Author: Ron Graham


Stuff About Greek
—Including the alphabet occasionally refers to Greek words because the New Testament was written in Greek —not classical Greek, nor modern Greek, but the Greek commonly spoken around the world in the time of Christ and the early church.

The following table gives you the names, approximate sounds, and shapes of the letters of the Greek alphabet.

alpha a α Alpha Α
beta b β Beta Β
gamma g γ Gamma Γ
delta d δ Delta Δ
epsilon e ε Epsilon Ε
zeta z ζ Zeta Ζ
eta eeη Eta Η
theta thθ Theta Θ
iota i ι Iota Ι
kappa k κ Kappa Κ
lambda l λ Lambda Λ
mu m μ Mu Μ
nu n ν Nu Ν
xi x ξ Xi Ξ
omicron o ο Omicron Ο
pi p π Pi Π
rho r ρ Rho Ρ
sigma s σ ς Sigma Σ
tau t τ Tau Τ
upsilon u υ Upsilon Υ
phi phφ Phi Φ
chi chχ Chi Χ
psi psψ Psi Ψ
omega ooω Omega Ω

Translators provide the meaning of the Greek to us by way of our own language.
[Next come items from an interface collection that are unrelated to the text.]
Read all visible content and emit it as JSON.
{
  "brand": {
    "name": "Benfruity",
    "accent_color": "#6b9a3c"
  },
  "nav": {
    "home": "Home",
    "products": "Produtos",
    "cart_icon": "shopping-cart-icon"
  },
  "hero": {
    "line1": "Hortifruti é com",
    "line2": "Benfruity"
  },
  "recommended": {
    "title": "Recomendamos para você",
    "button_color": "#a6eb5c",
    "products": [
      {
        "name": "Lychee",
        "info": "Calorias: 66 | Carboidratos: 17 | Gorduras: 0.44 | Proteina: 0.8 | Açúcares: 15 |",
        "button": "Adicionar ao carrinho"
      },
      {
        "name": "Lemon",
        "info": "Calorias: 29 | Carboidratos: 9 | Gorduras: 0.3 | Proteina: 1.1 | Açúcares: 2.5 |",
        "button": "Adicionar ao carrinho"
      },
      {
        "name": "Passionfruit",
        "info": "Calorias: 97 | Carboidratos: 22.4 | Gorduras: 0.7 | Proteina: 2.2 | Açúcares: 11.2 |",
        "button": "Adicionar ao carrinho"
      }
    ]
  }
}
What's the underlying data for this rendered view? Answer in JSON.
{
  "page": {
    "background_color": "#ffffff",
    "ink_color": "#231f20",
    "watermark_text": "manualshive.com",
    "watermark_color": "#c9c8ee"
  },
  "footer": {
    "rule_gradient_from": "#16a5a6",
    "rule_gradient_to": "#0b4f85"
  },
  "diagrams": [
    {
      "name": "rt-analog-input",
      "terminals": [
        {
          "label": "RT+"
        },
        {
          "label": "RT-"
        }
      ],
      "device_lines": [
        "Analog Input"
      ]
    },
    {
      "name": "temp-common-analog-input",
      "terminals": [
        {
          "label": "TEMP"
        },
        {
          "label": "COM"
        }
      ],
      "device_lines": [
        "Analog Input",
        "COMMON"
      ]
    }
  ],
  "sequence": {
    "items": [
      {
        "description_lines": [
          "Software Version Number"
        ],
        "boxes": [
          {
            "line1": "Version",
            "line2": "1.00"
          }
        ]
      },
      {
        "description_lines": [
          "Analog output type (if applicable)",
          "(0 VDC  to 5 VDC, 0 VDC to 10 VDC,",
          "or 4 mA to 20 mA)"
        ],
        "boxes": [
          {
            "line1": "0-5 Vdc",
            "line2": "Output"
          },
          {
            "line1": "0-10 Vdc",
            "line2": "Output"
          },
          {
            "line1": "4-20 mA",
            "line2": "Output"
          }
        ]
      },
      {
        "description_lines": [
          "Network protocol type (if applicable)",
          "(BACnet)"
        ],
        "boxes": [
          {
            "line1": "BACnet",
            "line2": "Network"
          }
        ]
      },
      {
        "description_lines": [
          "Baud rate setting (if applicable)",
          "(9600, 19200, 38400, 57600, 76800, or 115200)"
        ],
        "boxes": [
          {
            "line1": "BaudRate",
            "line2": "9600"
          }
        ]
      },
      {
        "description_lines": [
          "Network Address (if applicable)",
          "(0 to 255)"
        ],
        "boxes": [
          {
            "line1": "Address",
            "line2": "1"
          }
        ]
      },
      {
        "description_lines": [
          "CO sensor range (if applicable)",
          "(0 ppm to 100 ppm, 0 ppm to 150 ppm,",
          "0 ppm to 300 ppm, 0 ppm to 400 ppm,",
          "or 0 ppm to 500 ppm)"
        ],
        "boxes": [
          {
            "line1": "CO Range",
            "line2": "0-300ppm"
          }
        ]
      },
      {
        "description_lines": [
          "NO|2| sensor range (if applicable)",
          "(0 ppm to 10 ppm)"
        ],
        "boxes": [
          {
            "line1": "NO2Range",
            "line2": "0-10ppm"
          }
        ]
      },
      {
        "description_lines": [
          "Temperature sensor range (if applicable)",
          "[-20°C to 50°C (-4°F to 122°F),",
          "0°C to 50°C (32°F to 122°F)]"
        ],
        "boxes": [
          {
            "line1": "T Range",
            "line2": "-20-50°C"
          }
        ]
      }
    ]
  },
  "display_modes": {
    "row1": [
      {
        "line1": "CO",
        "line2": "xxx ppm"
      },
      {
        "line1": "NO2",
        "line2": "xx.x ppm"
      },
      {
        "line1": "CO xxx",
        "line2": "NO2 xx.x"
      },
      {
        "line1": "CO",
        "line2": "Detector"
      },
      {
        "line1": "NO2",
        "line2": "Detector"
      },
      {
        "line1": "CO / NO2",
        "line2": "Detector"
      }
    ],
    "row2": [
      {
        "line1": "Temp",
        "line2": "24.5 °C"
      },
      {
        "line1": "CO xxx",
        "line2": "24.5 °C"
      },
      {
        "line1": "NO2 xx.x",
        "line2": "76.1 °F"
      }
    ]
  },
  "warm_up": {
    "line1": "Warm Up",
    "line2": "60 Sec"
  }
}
And reference books by Greek experts help us research the Greek even though we ourselves may not be schooled in it. To use books such as Strong’s Concordance and Wigram’s Englishman’s Greek Concordance, one needs to know the Greek alphabet.

Simplified Greek presents Greek words in simplified form. Lots of important things that dangle around Greek words are missing —enclitics, breathings, accents, subscripts, and such. Don't worry if you don't know what these are. On the odd occasion when we refer to a Greek word, we will spell it without any of those trappings, just to keep things simple.

We'll treat a Greek word’s basic form, as a symbol of a cluster of related and derivative words. Greek changes the form of words a lot more than English. For example if the word suffer becomes suffering the basic word is still recognizable. However if pascho turns into pathein or patheematoon the basic word is obscured. So we would cite the basic form pascho rather than one of the declensions or other forms of the word.

Some Greek Quirks

Vowell Sounds: Eta is the long or double E, and has an "ee" or "eh" sound. Likewise omega is the long or double O, and has an "oo" or "oh" sound. There are also several dipthongs (two vowels combined) which sound pretty much as they look, and as you would assume they are pronounced.

Consonant Sounds: Chi is not pronounced as the ch in "chap" but as a Scot pronounces the ch in "loch". Gamma in front of other consonants has the "ng" sound as in the word "banging". Examples: Gamma doubled is like the ng in "ring". Gamma with kappa is like the nk in "plonk". Gamma with xi is like the nks in "links".

Shapes: Sigma is an S shape at the end of a word but an O shape within a word.